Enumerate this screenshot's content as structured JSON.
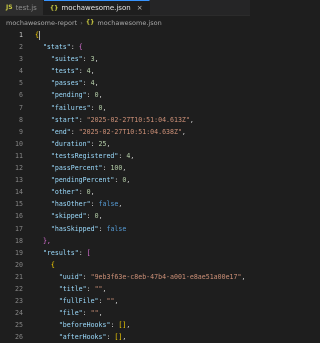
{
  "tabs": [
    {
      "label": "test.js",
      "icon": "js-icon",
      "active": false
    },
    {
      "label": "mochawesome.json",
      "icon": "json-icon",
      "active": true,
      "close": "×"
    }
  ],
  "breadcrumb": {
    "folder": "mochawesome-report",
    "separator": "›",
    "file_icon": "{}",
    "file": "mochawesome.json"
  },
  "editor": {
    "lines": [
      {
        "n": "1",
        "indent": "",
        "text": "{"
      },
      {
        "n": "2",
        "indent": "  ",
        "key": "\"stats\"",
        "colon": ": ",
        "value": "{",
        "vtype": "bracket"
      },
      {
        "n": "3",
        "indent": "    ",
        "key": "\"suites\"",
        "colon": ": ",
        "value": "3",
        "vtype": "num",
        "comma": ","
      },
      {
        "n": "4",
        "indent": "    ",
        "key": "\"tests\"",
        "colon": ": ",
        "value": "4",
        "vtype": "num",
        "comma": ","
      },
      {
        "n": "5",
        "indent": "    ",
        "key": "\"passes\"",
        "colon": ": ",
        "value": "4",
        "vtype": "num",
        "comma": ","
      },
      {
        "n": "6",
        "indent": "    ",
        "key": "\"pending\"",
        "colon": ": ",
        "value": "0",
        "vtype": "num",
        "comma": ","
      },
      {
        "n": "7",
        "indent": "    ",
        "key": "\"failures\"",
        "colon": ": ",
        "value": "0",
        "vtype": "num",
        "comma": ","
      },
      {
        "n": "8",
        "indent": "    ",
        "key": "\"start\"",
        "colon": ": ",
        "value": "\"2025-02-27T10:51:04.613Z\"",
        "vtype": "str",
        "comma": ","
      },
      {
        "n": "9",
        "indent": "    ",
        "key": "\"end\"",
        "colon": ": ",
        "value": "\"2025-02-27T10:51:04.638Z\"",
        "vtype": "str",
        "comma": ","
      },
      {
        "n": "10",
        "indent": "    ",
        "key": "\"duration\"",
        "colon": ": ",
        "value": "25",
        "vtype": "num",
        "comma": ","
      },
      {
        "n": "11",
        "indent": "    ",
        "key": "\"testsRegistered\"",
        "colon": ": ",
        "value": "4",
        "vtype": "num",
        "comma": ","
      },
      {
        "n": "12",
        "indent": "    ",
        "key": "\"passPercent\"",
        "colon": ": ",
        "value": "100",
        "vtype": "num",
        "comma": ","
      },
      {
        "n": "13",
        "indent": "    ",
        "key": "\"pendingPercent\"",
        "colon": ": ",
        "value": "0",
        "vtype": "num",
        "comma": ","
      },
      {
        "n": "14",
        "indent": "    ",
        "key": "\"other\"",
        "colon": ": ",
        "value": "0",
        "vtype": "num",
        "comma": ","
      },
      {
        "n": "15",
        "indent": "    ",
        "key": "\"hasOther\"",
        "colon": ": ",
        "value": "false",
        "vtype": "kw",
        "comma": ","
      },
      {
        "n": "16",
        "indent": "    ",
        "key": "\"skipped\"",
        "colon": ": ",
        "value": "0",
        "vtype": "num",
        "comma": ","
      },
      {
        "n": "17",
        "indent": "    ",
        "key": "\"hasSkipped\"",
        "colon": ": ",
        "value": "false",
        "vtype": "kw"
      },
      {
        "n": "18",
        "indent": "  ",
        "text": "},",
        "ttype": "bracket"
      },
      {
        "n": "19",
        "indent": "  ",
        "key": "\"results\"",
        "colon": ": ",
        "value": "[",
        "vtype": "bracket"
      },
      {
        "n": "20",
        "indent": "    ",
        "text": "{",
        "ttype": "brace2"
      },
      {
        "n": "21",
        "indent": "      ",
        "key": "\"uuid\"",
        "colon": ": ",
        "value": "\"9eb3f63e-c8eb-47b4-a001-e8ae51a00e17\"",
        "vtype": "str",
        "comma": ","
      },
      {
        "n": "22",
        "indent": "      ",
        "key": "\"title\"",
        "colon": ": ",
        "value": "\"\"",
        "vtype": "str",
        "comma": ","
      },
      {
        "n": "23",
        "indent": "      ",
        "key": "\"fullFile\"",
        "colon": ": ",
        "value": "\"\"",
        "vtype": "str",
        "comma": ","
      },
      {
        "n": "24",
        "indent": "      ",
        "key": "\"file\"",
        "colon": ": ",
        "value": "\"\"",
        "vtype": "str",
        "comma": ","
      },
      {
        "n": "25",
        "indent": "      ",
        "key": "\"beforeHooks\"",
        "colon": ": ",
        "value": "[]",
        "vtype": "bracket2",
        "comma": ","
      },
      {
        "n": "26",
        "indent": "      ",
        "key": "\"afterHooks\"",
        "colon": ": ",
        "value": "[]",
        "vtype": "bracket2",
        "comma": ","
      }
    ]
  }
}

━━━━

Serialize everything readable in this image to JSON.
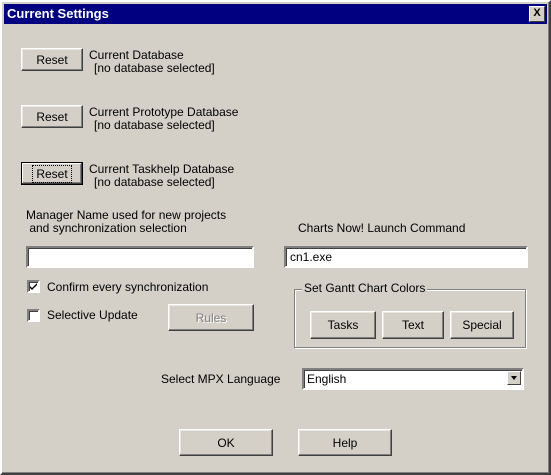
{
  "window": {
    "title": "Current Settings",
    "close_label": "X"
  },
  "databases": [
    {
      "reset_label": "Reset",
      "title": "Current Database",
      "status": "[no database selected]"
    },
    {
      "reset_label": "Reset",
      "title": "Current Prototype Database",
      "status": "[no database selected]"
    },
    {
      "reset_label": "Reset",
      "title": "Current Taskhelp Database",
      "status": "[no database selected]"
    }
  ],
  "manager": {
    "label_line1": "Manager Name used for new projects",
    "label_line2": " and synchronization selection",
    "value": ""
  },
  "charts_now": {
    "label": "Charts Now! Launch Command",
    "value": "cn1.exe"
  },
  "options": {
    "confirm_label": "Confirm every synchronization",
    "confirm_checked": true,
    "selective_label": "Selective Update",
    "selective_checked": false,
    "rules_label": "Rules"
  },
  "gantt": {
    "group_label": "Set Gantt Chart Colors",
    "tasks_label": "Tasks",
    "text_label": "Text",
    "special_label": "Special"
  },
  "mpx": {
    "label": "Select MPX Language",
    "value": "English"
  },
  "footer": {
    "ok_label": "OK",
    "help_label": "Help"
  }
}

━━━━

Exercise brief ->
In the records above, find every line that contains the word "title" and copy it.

Solution to this exercise ->
        "key": "\"title\"",
    "title": "Current Settings",
      "title": "Current Database",
      "title": "Current Prototype Database",
      "title": "Current Taskhelp Database",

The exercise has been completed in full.